%%
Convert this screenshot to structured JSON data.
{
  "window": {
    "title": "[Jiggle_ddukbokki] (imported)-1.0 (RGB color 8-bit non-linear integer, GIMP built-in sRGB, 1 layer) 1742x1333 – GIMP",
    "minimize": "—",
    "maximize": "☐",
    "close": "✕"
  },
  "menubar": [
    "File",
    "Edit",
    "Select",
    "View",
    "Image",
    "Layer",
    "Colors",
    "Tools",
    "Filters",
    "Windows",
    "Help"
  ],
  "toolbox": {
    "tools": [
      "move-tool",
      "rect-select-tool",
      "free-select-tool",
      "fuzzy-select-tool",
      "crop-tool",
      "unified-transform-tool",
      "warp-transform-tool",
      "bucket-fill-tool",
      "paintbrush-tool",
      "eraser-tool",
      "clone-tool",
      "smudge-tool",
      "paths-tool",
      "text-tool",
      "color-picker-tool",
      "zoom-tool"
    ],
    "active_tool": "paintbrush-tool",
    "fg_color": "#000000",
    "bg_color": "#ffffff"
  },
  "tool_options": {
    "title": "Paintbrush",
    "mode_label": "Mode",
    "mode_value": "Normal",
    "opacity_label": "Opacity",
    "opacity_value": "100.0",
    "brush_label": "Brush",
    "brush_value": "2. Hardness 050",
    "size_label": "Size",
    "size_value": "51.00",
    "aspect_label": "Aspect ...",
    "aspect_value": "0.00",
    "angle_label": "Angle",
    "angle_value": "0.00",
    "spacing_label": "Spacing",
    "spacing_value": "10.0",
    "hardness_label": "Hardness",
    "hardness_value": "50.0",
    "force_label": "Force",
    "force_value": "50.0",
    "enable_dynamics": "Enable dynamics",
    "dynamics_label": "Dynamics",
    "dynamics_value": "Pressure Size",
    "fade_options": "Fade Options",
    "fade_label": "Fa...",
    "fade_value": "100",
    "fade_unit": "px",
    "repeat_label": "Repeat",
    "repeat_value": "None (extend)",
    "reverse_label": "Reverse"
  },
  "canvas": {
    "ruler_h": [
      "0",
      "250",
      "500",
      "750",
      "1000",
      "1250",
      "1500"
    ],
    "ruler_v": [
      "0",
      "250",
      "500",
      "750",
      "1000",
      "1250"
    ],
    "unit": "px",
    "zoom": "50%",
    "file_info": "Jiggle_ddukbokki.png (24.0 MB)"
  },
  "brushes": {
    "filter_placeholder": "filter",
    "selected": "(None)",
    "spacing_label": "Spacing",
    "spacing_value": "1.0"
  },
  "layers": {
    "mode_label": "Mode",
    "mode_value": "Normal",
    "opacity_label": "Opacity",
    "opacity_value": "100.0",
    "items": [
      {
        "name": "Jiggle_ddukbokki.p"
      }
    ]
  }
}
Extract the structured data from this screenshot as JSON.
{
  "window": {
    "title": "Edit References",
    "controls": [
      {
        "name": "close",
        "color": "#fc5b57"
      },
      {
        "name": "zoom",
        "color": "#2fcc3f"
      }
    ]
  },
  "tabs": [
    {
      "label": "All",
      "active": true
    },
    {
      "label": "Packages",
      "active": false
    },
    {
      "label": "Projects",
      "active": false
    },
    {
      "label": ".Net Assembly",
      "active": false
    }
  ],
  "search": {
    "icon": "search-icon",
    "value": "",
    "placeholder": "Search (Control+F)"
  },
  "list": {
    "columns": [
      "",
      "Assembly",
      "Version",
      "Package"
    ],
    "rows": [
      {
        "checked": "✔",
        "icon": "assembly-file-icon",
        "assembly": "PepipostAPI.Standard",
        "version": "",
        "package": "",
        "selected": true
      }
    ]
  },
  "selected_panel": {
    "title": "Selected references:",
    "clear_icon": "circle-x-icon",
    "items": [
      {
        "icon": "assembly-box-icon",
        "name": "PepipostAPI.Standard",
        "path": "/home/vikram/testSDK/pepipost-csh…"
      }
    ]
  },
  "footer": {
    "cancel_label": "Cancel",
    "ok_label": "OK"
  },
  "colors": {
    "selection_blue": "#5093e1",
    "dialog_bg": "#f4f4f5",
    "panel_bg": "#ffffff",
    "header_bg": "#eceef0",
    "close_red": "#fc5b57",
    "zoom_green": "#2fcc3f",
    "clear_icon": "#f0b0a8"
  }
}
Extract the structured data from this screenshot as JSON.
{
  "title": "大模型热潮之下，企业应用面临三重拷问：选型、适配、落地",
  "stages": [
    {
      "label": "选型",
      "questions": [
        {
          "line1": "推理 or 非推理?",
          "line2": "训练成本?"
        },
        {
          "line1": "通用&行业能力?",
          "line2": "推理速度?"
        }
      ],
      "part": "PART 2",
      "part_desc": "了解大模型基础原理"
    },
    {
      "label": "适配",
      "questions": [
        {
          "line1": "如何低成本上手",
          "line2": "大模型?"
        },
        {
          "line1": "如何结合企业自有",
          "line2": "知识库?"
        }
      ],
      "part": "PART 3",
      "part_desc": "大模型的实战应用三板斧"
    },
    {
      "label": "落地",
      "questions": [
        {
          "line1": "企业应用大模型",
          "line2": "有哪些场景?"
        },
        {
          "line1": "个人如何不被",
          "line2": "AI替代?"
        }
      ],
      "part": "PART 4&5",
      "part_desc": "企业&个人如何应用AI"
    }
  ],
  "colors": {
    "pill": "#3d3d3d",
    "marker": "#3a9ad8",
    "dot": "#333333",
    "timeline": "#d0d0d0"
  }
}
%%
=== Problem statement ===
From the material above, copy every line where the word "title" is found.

=== Answer box ===
    "title": "[Jiggle_ddukbokki] (imported)-1.0 (RGB color 8-bit non-linear integer, GIMP built-in sRGB, 1 layer) 1742x1333 – GIMP",
    "title": "Paintbrush",
    "title": "Edit References",
    "title": "Selected references:",
  "title": "大模型热潮之下，企业应用面临三重拷问：选型、适配、落地",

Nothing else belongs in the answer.